30-Aug-2001 -- Today was a great day for hiking in the desert. I was able to drive to within a couple of miles of the confluence. I found some interesting historical markers (see photo 2.) The road probably gets closer, but I did not have four wheel drive, so I parked. Then I hiked. The temperature was warm (some would even say “hot”), but a nice breeze provided moderation. The terrain was mostly sandy and rocky. Some of the rocks appeared to be of the sedimentary variety, while others appeared to be igneous. I wish I know more about geology; I would give a better report and explanation. The flora included small bushes and several varieties of cactus. I saw a jack rabbit, some birds, some lizards and a lot of ants. I saw no water, although I did see much evidence of water in small, dry “washes” or arroyos.
The hike to the confluence took about an hour. I came to a fence along the way and thought I might need to cross it but the need never arose. The fence ran basically parallel to and about 6 meters north of the 37th parallel. The confluence was in a rather wide, flat and dry stream bed called (according to the map) Beaver Dam Wash.
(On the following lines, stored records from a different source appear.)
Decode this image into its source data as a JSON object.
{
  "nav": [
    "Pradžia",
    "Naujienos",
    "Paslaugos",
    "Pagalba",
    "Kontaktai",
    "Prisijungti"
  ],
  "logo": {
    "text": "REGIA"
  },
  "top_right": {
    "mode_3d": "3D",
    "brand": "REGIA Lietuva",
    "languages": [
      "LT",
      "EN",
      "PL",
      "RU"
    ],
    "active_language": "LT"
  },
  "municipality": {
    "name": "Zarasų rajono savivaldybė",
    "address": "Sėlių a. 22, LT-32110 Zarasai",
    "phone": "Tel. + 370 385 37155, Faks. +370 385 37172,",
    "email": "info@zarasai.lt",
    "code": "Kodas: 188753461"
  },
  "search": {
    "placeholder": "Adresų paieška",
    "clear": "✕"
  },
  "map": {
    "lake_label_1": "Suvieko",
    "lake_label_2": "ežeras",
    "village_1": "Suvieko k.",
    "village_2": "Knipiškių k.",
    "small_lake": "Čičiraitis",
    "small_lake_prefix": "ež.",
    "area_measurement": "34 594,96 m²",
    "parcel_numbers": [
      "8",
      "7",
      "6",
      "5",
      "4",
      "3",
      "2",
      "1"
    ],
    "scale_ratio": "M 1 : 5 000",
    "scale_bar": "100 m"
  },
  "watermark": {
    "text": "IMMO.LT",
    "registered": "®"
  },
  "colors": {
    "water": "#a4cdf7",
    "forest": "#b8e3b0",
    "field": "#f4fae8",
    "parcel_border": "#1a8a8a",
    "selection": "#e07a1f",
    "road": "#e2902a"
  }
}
There was more greenery than in any of the surrounding area; it included some small cottonwood trees and many, many tamarisk bushes.
I took photos, including one of a rather striking barrel cactus (sorry about the out-of-focus bush in front of it.) I saw no people and no structures nor improvements except a large electrical power line, two or three fence lines and a small cattle corral with a loading chute.
It was a great hike. I’m glad I went.